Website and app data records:
^^^^
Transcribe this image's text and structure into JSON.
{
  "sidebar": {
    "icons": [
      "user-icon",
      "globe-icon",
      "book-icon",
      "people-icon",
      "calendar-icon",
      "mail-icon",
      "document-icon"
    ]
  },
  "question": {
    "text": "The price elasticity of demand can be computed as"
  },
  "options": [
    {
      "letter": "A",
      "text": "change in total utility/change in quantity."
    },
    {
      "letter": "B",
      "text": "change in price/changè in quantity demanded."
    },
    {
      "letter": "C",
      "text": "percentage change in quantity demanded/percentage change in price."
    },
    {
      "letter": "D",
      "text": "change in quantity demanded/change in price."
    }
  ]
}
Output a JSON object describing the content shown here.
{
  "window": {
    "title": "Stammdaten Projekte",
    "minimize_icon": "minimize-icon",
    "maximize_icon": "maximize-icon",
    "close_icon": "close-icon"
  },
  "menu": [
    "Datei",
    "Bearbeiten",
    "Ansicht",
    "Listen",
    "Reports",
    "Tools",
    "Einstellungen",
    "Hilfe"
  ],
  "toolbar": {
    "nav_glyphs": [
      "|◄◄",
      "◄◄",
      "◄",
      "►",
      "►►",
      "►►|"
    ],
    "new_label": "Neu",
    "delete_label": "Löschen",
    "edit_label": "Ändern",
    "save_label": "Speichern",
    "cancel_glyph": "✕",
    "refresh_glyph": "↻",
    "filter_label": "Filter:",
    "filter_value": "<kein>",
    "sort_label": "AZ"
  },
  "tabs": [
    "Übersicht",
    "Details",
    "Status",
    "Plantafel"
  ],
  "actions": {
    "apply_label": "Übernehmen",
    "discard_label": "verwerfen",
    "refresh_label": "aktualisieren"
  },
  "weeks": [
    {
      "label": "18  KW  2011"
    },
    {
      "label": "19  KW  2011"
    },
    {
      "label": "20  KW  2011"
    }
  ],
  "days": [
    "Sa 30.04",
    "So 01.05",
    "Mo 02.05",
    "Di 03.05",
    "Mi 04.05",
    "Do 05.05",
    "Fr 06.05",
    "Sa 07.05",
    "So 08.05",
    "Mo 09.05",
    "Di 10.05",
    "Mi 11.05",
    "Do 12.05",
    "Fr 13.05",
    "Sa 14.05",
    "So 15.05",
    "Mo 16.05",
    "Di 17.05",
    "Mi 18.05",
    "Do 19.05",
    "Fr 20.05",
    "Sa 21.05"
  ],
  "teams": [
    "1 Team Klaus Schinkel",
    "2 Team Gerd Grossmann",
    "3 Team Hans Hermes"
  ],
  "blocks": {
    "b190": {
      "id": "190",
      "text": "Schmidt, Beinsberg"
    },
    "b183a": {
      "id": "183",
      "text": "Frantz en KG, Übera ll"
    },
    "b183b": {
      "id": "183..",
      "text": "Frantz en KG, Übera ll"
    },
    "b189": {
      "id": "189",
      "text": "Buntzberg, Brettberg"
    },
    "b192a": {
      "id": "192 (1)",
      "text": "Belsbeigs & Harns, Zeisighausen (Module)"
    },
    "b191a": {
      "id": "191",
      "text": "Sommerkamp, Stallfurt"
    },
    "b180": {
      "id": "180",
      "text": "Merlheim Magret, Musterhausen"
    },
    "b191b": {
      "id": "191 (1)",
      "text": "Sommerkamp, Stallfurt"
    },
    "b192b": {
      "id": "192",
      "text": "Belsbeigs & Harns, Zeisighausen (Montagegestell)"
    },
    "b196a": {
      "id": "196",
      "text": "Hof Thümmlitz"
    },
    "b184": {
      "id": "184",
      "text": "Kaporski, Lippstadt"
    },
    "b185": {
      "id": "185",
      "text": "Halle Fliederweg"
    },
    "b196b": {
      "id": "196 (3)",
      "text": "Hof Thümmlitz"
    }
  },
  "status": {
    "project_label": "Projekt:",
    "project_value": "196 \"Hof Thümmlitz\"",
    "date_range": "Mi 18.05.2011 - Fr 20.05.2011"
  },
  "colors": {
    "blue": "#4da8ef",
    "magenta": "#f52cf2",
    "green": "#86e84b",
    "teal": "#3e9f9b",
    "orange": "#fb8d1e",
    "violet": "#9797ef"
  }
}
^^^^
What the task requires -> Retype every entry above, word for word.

Exercise response ->
Transcribe this image's text and structure into JSON.
{
  "sidebar": {
    "icons": [
      "user-icon",
      "globe-icon",
      "book-icon",
      "people-icon",
      "calendar-icon",
      "mail-icon",
      "document-icon"
    ]
  },
  "question": {
    "text": "The price elasticity of demand can be computed as"
  },
  "options": [
    {
      "letter": "A",
      "text": "change in total utility/change in quantity."
    },
    {
      "letter": "B",
      "text": "change in price/changè in quantity demanded."
    },
    {
      "letter": "C",
      "text": "percentage change in quantity demanded/percentage change in price."
    },
    {
      "letter": "D",
      "text": "change in quantity demanded/change in price."
    }
  ]
}
Output a JSON object describing the content shown here.
{
  "window": {
    "title": "Stammdaten Projekte",
    "minimize_icon": "minimize-icon",
    "maximize_icon": "maximize-icon",
    "close_icon": "close-icon"
  },
  "menu": [
    "Datei",
    "Bearbeiten",
    "Ansicht",
    "Listen",
    "Reports",
    "Tools",
    "Einstellungen",
    "Hilfe"
  ],
  "toolbar": {
    "nav_glyphs": [
      "|◄◄",
      "◄◄",
      "◄",
      "►",
      "►►",
      "►►|"
    ],
    "new_label": "Neu",
    "delete_label": "Löschen",
    "edit_label": "Ändern",
    "save_label": "Speichern",
    "cancel_glyph": "✕",
    "refresh_glyph": "↻",
    "filter_label": "Filter:",
    "filter_value": "<kein>",
    "sort_label": "AZ"
  },
  "tabs": [
    "Übersicht",
    "Details",
    "Status",
    "Plantafel"
  ],
  "actions": {
    "apply_label": "Übernehmen",
    "discard_label": "verwerfen",
    "refresh_label": "aktualisieren"
  },
  "weeks": [
    {
      "label": "18  KW  2011"
    },
    {
      "label": "19  KW  2011"
    },
    {
      "label": "20  KW  2011"
    }
  ],
  "days": [
    "Sa 30.04",
    "So 01.05",
    "Mo 02.05",
    "Di 03.05",
    "Mi 04.05",
    "Do 05.05",
    "Fr 06.05",
    "Sa 07.05",
    "So 08.05",
    "Mo 09.05",
    "Di 10.05",
    "Mi 11.05",
    "Do 12.05",
    "Fr 13.05",
    "Sa 14.05",
    "So 15.05",
    "Mo 16.05",
    "Di 17.05",
    "Mi 18.05",
    "Do 19.05",
    "Fr 20.05",
    "Sa 21.05"
  ],
  "teams": [
    "1 Team Klaus Schinkel",
    "2 Team Gerd Grossmann",
    "3 Team Hans Hermes"
  ],
  "blocks": {
    "b190": {
      "id": "190",
      "text": "Schmidt, Beinsberg"
    },
    "b183a": {
      "id": "183",
      "text": "Frantz en KG, Übera ll"
    },
    "b183b": {
      "id": "183..",
      "text": "Frantz en KG, Übera ll"
    },
    "b189": {
      "id": "189",
      "text": "Buntzberg, Brettberg"
    },
    "b192a": {
      "id": "192 (1)",
      "text": "Belsbeigs & Harns, Zeisighausen (Module)"
    },
    "b191a": {
      "id": "191",
      "text": "Sommerkamp, Stallfurt"
    },
    "b180": {
      "id": "180",
      "text": "Merlheim Magret, Musterhausen"
    },
    "b191b": {
      "id": "191 (1)",
      "text": "Sommerkamp, Stallfurt"
    },
    "b192b": {
      "id": "192",
      "text": "Belsbeigs & Harns, Zeisighausen (Montagegestell)"
    },
    "b196a": {
      "id": "196",
      "text": "Hof Thümmlitz"
    },
    "b184": {
      "id": "184",
      "text": "Kaporski, Lippstadt"
    },
    "b185": {
      "id": "185",
      "text": "Halle Fliederweg"
    },
    "b196b": {
      "id": "196 (3)",
      "text": "Hof Thümmlitz"
    }
  },
  "status": {
    "project_label": "Projekt:",
    "project_value": "196 \"Hof Thümmlitz\"",
    "date_range": "Mi 18.05.2011 - Fr 20.05.2011"
  },
  "colors": {
    "blue": "#4da8ef",
    "magenta": "#f52cf2",
    "green": "#86e84b",
    "teal": "#3e9f9b",
    "orange": "#fb8d1e",
    "violet": "#9797ef"
  }
}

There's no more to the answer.